INSTRUCTIONS TO FOLLOW: Repeat the listing below exactly as given.

WORKING DATA:
___
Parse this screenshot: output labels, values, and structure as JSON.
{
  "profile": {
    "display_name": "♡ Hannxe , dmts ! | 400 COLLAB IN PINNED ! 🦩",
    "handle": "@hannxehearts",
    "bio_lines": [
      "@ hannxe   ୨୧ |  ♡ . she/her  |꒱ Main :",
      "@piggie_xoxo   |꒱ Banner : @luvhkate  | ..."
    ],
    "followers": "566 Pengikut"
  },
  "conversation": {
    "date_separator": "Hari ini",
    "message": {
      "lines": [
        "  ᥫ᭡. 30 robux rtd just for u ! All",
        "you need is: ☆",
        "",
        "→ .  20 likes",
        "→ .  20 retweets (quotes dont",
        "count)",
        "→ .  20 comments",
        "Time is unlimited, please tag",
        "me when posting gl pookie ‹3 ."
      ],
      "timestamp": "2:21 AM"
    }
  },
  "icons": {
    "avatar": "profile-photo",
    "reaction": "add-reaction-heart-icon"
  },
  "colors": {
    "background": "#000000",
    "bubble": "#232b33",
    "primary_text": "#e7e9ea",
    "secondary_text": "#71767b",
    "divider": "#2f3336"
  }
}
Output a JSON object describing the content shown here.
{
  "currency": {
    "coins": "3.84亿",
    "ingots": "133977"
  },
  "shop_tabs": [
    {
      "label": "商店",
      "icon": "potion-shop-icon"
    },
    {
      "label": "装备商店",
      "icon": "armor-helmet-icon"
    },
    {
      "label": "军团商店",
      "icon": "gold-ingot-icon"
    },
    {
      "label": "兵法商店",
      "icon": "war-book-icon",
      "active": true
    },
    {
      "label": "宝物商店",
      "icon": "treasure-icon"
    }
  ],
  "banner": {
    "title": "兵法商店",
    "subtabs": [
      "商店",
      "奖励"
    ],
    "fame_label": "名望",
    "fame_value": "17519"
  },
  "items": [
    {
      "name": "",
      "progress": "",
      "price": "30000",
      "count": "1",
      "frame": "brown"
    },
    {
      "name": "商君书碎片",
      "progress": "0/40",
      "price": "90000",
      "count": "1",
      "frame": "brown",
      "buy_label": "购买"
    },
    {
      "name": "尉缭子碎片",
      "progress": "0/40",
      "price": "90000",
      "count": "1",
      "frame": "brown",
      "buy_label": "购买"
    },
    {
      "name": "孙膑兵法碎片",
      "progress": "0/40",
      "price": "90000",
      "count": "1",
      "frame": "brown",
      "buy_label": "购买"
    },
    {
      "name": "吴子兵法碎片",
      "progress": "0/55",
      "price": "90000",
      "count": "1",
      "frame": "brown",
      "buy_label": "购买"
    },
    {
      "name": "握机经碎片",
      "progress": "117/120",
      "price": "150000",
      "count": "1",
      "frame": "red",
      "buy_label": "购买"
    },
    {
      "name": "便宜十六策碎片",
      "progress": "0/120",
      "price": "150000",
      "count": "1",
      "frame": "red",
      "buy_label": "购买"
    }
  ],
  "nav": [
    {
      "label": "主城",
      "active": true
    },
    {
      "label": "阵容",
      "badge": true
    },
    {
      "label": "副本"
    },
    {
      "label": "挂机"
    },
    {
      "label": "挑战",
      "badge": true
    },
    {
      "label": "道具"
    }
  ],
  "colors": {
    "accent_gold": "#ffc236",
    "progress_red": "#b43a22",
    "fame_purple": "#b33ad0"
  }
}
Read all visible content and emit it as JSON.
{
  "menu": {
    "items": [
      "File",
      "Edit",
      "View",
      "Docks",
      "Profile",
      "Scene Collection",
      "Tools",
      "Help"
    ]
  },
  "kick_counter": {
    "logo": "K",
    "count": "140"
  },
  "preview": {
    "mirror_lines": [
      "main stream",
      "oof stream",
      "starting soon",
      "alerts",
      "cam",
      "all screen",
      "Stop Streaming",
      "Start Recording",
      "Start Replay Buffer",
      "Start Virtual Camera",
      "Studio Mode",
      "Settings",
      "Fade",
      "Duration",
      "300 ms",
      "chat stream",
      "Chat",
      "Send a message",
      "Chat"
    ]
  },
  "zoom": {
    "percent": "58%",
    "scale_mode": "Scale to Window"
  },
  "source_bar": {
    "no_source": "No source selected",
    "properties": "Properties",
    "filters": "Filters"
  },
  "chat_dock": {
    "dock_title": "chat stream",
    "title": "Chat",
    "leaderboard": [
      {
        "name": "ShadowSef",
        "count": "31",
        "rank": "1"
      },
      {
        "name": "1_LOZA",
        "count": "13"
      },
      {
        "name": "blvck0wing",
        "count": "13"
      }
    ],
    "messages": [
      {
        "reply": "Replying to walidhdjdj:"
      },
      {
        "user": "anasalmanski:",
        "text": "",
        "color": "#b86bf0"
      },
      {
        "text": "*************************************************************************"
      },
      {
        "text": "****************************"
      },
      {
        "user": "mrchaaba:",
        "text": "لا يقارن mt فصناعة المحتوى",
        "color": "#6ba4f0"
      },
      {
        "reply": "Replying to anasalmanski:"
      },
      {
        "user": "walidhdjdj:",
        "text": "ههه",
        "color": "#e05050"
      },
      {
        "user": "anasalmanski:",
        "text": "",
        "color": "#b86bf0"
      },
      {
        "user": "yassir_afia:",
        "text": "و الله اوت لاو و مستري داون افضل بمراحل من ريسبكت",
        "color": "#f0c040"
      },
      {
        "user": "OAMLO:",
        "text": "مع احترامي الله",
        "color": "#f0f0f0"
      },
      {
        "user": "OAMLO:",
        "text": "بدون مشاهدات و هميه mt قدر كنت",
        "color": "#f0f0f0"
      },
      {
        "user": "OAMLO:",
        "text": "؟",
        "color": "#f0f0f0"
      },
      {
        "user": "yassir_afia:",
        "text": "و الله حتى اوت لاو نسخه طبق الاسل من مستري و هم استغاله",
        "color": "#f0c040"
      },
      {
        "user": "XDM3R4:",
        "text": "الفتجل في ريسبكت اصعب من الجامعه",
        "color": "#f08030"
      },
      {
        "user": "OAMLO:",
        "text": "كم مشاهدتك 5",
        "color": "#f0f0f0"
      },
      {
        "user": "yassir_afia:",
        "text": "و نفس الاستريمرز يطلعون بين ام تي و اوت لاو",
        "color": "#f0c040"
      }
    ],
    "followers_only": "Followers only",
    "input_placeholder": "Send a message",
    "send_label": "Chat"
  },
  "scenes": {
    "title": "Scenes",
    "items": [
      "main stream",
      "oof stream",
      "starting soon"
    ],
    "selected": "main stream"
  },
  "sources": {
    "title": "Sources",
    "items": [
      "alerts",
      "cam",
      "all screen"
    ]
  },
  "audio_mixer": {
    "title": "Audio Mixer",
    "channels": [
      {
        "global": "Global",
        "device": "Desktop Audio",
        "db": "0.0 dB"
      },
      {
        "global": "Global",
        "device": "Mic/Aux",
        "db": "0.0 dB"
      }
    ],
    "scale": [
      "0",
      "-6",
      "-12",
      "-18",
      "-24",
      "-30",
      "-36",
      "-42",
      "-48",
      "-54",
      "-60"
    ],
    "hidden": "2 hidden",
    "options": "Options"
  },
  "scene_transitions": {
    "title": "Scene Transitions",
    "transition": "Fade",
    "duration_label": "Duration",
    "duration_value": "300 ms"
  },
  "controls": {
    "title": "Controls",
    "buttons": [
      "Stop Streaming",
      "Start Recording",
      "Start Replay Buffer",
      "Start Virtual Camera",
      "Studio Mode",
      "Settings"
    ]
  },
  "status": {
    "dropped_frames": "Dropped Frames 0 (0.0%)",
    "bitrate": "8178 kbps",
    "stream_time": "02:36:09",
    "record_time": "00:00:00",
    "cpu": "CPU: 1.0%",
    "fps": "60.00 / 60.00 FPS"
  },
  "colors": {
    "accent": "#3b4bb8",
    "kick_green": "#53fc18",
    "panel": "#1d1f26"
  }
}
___
SOLUTION TO THE PROBLEM:
Parse this screenshot: output labels, values, and structure as JSON.
{
  "profile": {
    "display_name": "♡ Hannxe , dmts ! | 400 COLLAB IN PINNED ! 🦩",
    "handle": "@hannxehearts",
    "bio_lines": [
      "@ hannxe   ୨୧ |  ♡ . she/her  |꒱ Main :",
      "@piggie_xoxo   |꒱ Banner : @luvhkate  | ..."
    ],
    "followers": "566 Pengikut"
  },
  "conversation": {
    "date_separator": "Hari ini",
    "message": {
      "lines": [
        "  ᥫ᭡. 30 robux rtd just for u ! All",
        "you need is: ☆",
        "",
        "→ .  20 likes",
        "→ .  20 retweets (quotes dont",
        "count)",
        "→ .  20 comments",
        "Time is unlimited, please tag",
        "me when posting gl pookie ‹3 ."
      ],
      "timestamp": "2:21 AM"
    }
  },
  "icons": {
    "avatar": "profile-photo",
    "reaction": "add-reaction-heart-icon"
  },
  "colors": {
    "background": "#000000",
    "bubble": "#232b33",
    "primary_text": "#e7e9ea",
    "secondary_text": "#71767b",
    "divider": "#2f3336"
  }
}
Output a JSON object describing the content shown here.
{
  "currency": {
    "coins": "3.84亿",
    "ingots": "133977"
  },
  "shop_tabs": [
    {
      "label": "商店",
      "icon": "potion-shop-icon"
    },
    {
      "label": "装备商店",
      "icon": "armor-helmet-icon"
    },
    {
      "label": "军团商店",
      "icon": "gold-ingot-icon"
    },
    {
      "label": "兵法商店",
      "icon": "war-book-icon",
      "active": true
    },
    {
      "label": "宝物商店",
      "icon": "treasure-icon"
    }
  ],
  "banner": {
    "title": "兵法商店",
    "subtabs": [
      "商店",
      "奖励"
    ],
    "fame_label": "名望",
    "fame_value": "17519"
  },
  "items": [
    {
      "name": "",
      "progress": "",
      "price": "30000",
      "count": "1",
      "frame": "brown"
    },
    {
      "name": "商君书碎片",
      "progress": "0/40",
      "price": "90000",
      "count": "1",
      "frame": "brown",
      "buy_label": "购买"
    },
    {
      "name": "尉缭子碎片",
      "progress": "0/40",
      "price": "90000",
      "count": "1",
      "frame": "brown",
      "buy_label": "购买"
    },
    {
      "name": "孙膑兵法碎片",
      "progress": "0/40",
      "price": "90000",
      "count": "1",
      "frame": "brown",
      "buy_label": "购买"
    },
    {
      "name": "吴子兵法碎片",
      "progress": "0/55",
      "price": "90000",
      "count": "1",
      "frame": "brown",
      "buy_label": "购买"
    },
    {
      "name": "握机经碎片",
      "progress": "117/120",
      "price": "150000",
      "count": "1",
      "frame": "red",
      "buy_label": "购买"
    },
    {
      "name": "便宜十六策碎片",
      "progress": "0/120",
      "price": "150000",
      "count": "1",
      "frame": "red",
      "buy_label": "购买"
    }
  ],
  "nav": [
    {
      "label": "主城",
      "active": true
    },
    {
      "label": "阵容",
      "badge": true
    },
    {
      "label": "副本"
    },
    {
      "label": "挂机"
    },
    {
      "label": "挑战",
      "badge": true
    },
    {
      "label": "道具"
    }
  ],
  "colors": {
    "accent_gold": "#ffc236",
    "progress_red": "#b43a22",
    "fame_purple": "#b33ad0"
  }
}
Read all visible content and emit it as JSON.
{
  "menu": {
    "items": [
      "File",
      "Edit",
      "View",
      "Docks",
      "Profile",
      "Scene Collection",
      "Tools",
      "Help"
    ]
  },
  "kick_counter": {
    "logo": "K",
    "count": "140"
  },
  "preview": {
    "mirror_lines": [
      "main stream",
      "oof stream",
      "starting soon",
      "alerts",
      "cam",
      "all screen",
      "Stop Streaming",
      "Start Recording",
      "Start Replay Buffer",
      "Start Virtual Camera",
      "Studio Mode",
      "Settings",
      "Fade",
      "Duration",
      "300 ms",
      "chat stream",
      "Chat",
      "Send a message",
      "Chat"
    ]
  },
  "zoom": {
    "percent": "58%",
    "scale_mode": "Scale to Window"
  },
  "source_bar": {
    "no_source": "No source selected",
    "properties": "Properties",
    "filters": "Filters"
  },
  "chat_dock": {
    "dock_title": "chat stream",
    "title": "Chat",
    "leaderboard": [
      {
        "name": "ShadowSef",
        "count": "31",
        "rank": "1"
      },
      {
        "name": "1_LOZA",
        "count": "13"
      },
      {
        "name": "blvck0wing",
        "count": "13"
      }
    ],
    "messages": [
      {
        "reply": "Replying to walidhdjdj:"
      },
      {
        "user": "anasalmanski:",
        "text": "",
        "color": "#b86bf0"
      },
      {
        "text": "*************************************************************************"
      },
      {
        "text": "****************************"
      },
      {
        "user": "mrchaaba:",
        "text": "لا يقارن mt فصناعة المحتوى",
        "color": "#6ba4f0"
      },
      {
        "reply": "Replying to anasalmanski:"
      },
      {
        "user": "walidhdjdj:",
        "text": "ههه",
        "color": "#e05050"
      },
      {
        "user": "anasalmanski:",
        "text": "",
        "color": "#b86bf0"
      },
      {
        "user": "yassir_afia:",
        "text": "و الله اوت لاو و مستري داون افضل بمراحل من ريسبكت",
        "color": "#f0c040"
      },
      {
        "user": "OAMLO:",
        "text": "مع احترامي الله",
        "color": "#f0f0f0"
      },
      {
        "user": "OAMLO:",
        "text": "بدون مشاهدات و هميه mt قدر كنت",
        "color": "#f0f0f0"
      },
      {
        "user": "OAMLO:",
        "text": "؟",
        "color": "#f0f0f0"
      },
      {
        "user": "yassir_afia:",
        "text": "و الله حتى اوت لاو نسخه طبق الاسل من مستري و هم استغاله",
        "color": "#f0c040"
      },
      {
        "user": "XDM3R4:",
        "text": "الفتجل في ريسبكت اصعب من الجامعه",
        "color": "#f08030"
      },
      {
        "user": "OAMLO:",
        "text": "كم مشاهدتك 5",
        "color": "#f0f0f0"
      },
      {
        "user": "yassir_afia:",
        "text": "و نفس الاستريمرز يطلعون بين ام تي و اوت لاو",
        "color": "#f0c040"
      }
    ],
    "followers_only": "Followers only",
    "input_placeholder": "Send a message",
    "send_label": "Chat"
  },
  "scenes": {
    "title": "Scenes",
    "items": [
      "main stream",
      "oof stream",
      "starting soon"
    ],
    "selected": "main stream"
  },
  "sources": {
    "title": "Sources",
    "items": [
      "alerts",
      "cam",
      "all screen"
    ]
  },
  "audio_mixer": {
    "title": "Audio Mixer",
    "channels": [
      {
        "global": "Global",
        "device": "Desktop Audio",
        "db": "0.0 dB"
      },
      {
        "global": "Global",
        "device": "Mic/Aux",
        "db": "0.0 dB"
      }
    ],
    "scale": [
      "0",
      "-6",
      "-12",
      "-18",
      "-24",
      "-30",
      "-36",
      "-42",
      "-48",
      "-54",
      "-60"
    ],
    "hidden": "2 hidden",
    "options": "Options"
  },
  "scene_transitions": {
    "title": "Scene Transitions",
    "transition": "Fade",
    "duration_label": "Duration",
    "duration_value": "300 ms"
  },
  "controls": {
    "title": "Controls",
    "buttons": [
      "Stop Streaming",
      "Start Recording",
      "Start Replay Buffer",
      "Start Virtual Camera",
      "Studio Mode",
      "Settings"
    ]
  },
  "status": {
    "dropped_frames": "Dropped Frames 0 (0.0%)",
    "bitrate": "8178 kbps",
    "stream_time": "02:36:09",
    "record_time": "00:00:00",
    "cpu": "CPU: 1.0%",
    "fps": "60.00 / 60.00 FPS"
  },
  "colors": {
    "accent": "#3b4bb8",
    "kick_green": "#53fc18",
    "panel": "#1d1f26"
  }
}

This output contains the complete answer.